A funny thing happened on the way to the movies.
Forty million international movie-goers opted to travel to a place where a movie they loved was shot.
Travel Daily News (TDN) reports that these travelers made their travel plans and chose their destinations based on a movie they saw in 2012. Obviously, as TDN says, filming in a destination is “clearly a very efficient driver for attracting new visitors.”
Makes sense. As Mashable reported, old Hollywood had its star system and magazines. New movieland has its Twitter, Facebook and multiple mobile devices.
Although movies have always shown trailers, studios are now using Facebook and Twitter to show their trailers, creating special web sites to screen the previews, and creating “viral alternate realities,” using location-based services.
And “crowdsourced screening locations” is another way the movie industry can turn a $15,000 dollar-to-make Paranormal Activity, into a $150 million dollar success. Movie execs at Paramount used Facebook to get fans to ask for a showing of the movie in their areas.
One million fan requests snowballed into major box office receipts.
But, what’s cool is how movies boost travel and tourism.
TCI Research, which helps the tourism and travel industry with marketing and branding, noted that regions and cities that make movie-making easy through tax credits and support, will reap travel rewards by attracting first-time visitors, young travelers and multi-generational travelers.
TravelSat, which benchmarks a destination’s competitiveness, noted that since 1 in 10 visitors out of a hundred, would chose a destination based on a movie they saw, stronger links between the movie and travel and tourism industries makes big sense.
Even though using movies to promote a destination is a relatively indirect marketing strategy, in comparison to a vigorous, more direct Social Media marketing campaign, it’s an effective one, especially among the BRIC (Brazil, Russia, India and China) countries.

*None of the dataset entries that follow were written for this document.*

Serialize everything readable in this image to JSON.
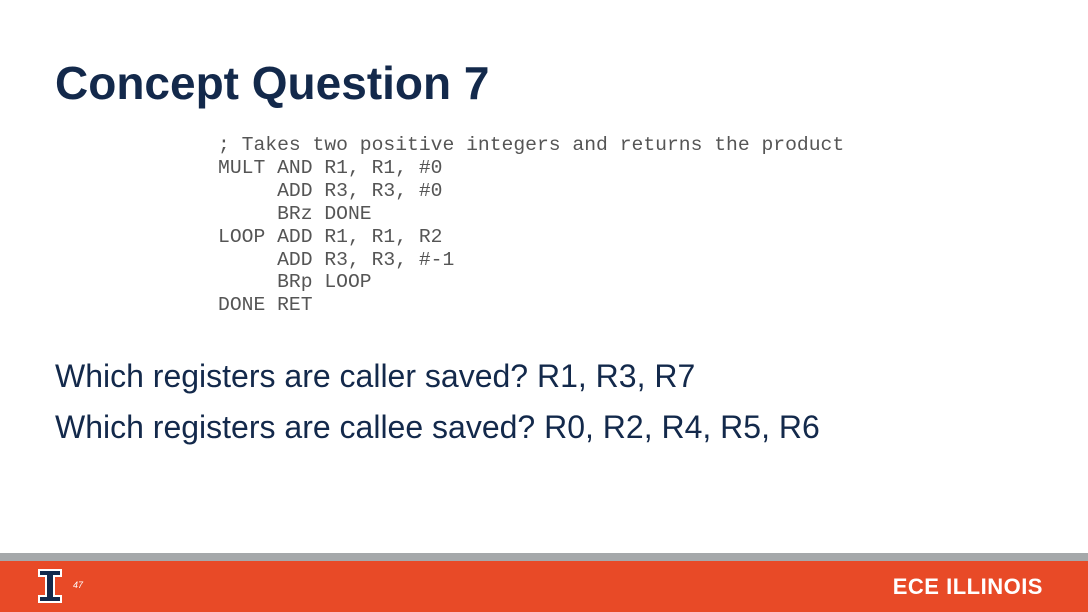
{
  "slide": {
    "title": "Concept Question 7",
    "code": "; Takes two positive integers and returns the product\nMULT AND R1, R1, #0\n     ADD R3, R3, #0\n     BRz DONE\nLOOP ADD R1, R1, R2\n     ADD R3, R3, #-1\n     BRp LOOP\nDONE RET",
    "questions": [
      "Which registers are caller saved? R1, R3, R7",
      "Which registers are callee saved? R0, R2, R4, R5, R6"
    ]
  },
  "footer": {
    "page_number": "47",
    "brand": "ECE ILLINOIS",
    "logo": "illinois-block-i",
    "colors": {
      "orange": "#e84a27",
      "navy": "#13294b",
      "gray": "#a5a8aa"
    }
  }
}
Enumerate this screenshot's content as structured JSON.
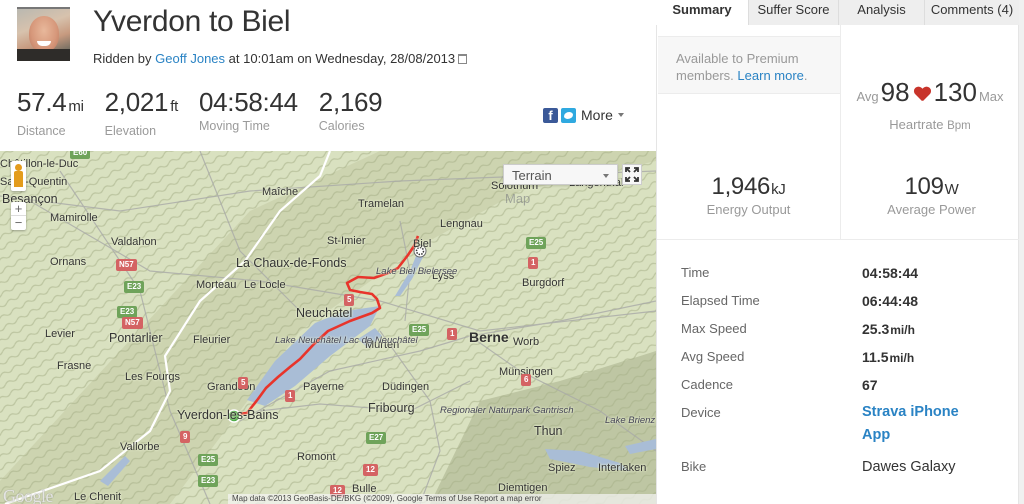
{
  "activity": {
    "title": "Yverdon to Biel",
    "ridden_by_prefix": "Ridden by",
    "athlete": "Geoff Jones",
    "time_text": "at 10:01am on Wednesday, 28/08/2013"
  },
  "stats": [
    {
      "value": "57.4",
      "unit": "mi",
      "label": "Distance"
    },
    {
      "value": "2,021",
      "unit": "ft",
      "label": "Elevation"
    },
    {
      "value": "04:58:44",
      "unit": "",
      "label": "Moving Time"
    },
    {
      "value": "2,169",
      "unit": "",
      "label": "Calories"
    }
  ],
  "share": {
    "more_label": "More",
    "facebook_icon": "facebook-icon",
    "twitter_icon": "twitter-icon"
  },
  "tabs": [
    {
      "label": "Summary",
      "active": true
    },
    {
      "label": "Suffer Score",
      "active": false
    },
    {
      "label": "Analysis",
      "active": false
    },
    {
      "label": "Comments (4)",
      "active": false
    }
  ],
  "premium": {
    "text": "Available to Premium members.",
    "link": "Learn more",
    "suffix": "."
  },
  "heartrate": {
    "avg_label": "Avg",
    "avg": "98",
    "max": "130",
    "max_label": "Max",
    "label": "Heartrate",
    "unit": "Bpm"
  },
  "energy": {
    "value": "1,946",
    "unit": "kJ",
    "label": "Energy Output"
  },
  "power": {
    "value": "109",
    "unit": "W",
    "label": "Average Power"
  },
  "details": [
    {
      "key": "Time",
      "value": "04:58:44",
      "unit": ""
    },
    {
      "key": "Elapsed Time",
      "value": "06:44:48",
      "unit": ""
    },
    {
      "key": "Max Speed",
      "value": "25.3",
      "unit": "mi/h"
    },
    {
      "key": "Avg Speed",
      "value": "11.5",
      "unit": "mi/h"
    },
    {
      "key": "Cadence",
      "value": "67",
      "unit": ""
    },
    {
      "key": "Device",
      "value": "Strava iPhone App",
      "unit": ""
    },
    {
      "key": "Bike",
      "value": "Dawes Galaxy",
      "unit": ""
    }
  ],
  "map": {
    "type_selected": "Terrain",
    "type_ghost": "Map",
    "google": "Google",
    "attribution": "Map data ©2013 GeoBasis-DE/BKG (©2009), Google  Terms of Use  Report a map error",
    "zoom_in": "+",
    "zoom_out": "−",
    "route_color": "#e8342b",
    "start_color": "#3fa63a",
    "places": [
      "Châtillon-le-Duc",
      "Saint-Quentin",
      "Besançon",
      "Mamirolle",
      "Valdahon",
      "Ornans",
      "Maîche",
      "La Chaux-de-Fonds",
      "Morteau",
      "Le Locle",
      "Tramelan",
      "St-Imier",
      "Lengnau",
      "Solothurn",
      "Langenthal",
      "Biel",
      "Lyss",
      "Burgdorf",
      "Neuchatel",
      "Murten",
      "Berne",
      "Worb",
      "Levier",
      "Pontarlier",
      "Fleurier",
      "Frasne",
      "Les Fourgs",
      "Grandson",
      "Yverdon-les-Bains",
      "Payerne",
      "Düdingen",
      "Fribourg",
      "Münsingen",
      "Vallorbe",
      "Romont",
      "Thun",
      "Spiez",
      "Interlaken",
      "Bulle",
      "Diemtigen",
      "Le Chenit"
    ],
    "lakes": [
      "Lake Biel Bielersee",
      "Lake Neuchâtel Lac de Neuchâtel",
      "Lake Brienz Brienzersee"
    ],
    "park": "Regionaler Naturpark Gantrisch",
    "shields": [
      "E60",
      "N57",
      "E23",
      "E23",
      "N57",
      "E25",
      "1",
      "5",
      "5",
      "1",
      "E25",
      "1",
      "6",
      "E27",
      "12",
      "12",
      "9",
      "E25",
      "E23"
    ]
  }
}
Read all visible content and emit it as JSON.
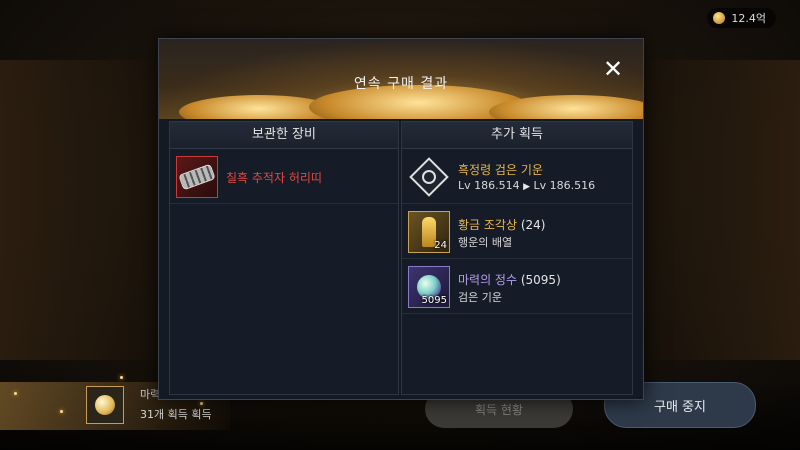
{
  "currency": {
    "amount": "12.4억"
  },
  "modal": {
    "title": "연속 구매 결과",
    "close_label": "✕",
    "left_panel": {
      "header": "보관한 장비",
      "items": [
        {
          "name": "칠흑 추적자 허리띠",
          "name_color": "#e04a42",
          "icon": "belt-icon"
        }
      ]
    },
    "right_panel": {
      "header": "추가 획득",
      "items": [
        {
          "name": "흑정령 검은 기운",
          "name_color": "#e7b54a",
          "sub_from": "Lv 186.514",
          "sub_arrow": "▶",
          "sub_to": "Lv 186.516",
          "icon": "black-spirit-icon"
        },
        {
          "name": "황금 조각상",
          "count": "(24)",
          "quantity": "24",
          "sub": "행운의 배열",
          "name_color": "#e7b54a",
          "icon": "golden-statue-icon"
        },
        {
          "name": "마력의 정수",
          "count": "(5095)",
          "quantity": "5095",
          "sub": "검은 기운",
          "name_color": "#b59cf0",
          "icon": "mana-essence-icon"
        }
      ]
    }
  },
  "bottom": {
    "acquire_title": "마력",
    "acquire_sub": "31개 획득 획득",
    "middle_button": "획득 현황",
    "stop_button": "구매 중지"
  }
}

What are the stand-out movies that most contributed to tourism’s coffers?
As We Travel cited a few that created a tourism boomlet.
• Mamma Mia! did wonders for Greece, and Lord of the Rings and Narnia gave New Zealand tourism a huge boost.
It seems the mayor of the Greek island of Skopelos, the setting for Mamma Mia!, said the phones didn’t stop ringing after the movie’s debut, and the tourism surge actually had the locals concerned about destruction of the island’s beauty and quality of life.
• The small town of Forks, Washington, the scene of the Twilight Saga, experienced a huge 1000% increase in lodgings as a result of the movie, and The Beach caused such a massive increase in tourism in Thailand, the area suffered serious coral reef damage and overfishing.
The impact of travel and tourism on a destination is a mixed blessing.
Granted the economies benefit; often the ecologies suffer. The increasing popularity of ecotourism, in part, is a reaction against the inevitable upset huge numbers of travelers cause.
There is no shortage of opinions about the affect other movies have had on choosing a destination. Many say Bruges was a big motivator to visit Belgium (I loved it) and Braveheart did wonders for Scotland.
On the other hand, we’re glad to see Turkey recovered from the devastatingly negative impact The Midnight Express had on its travel and tourism industry.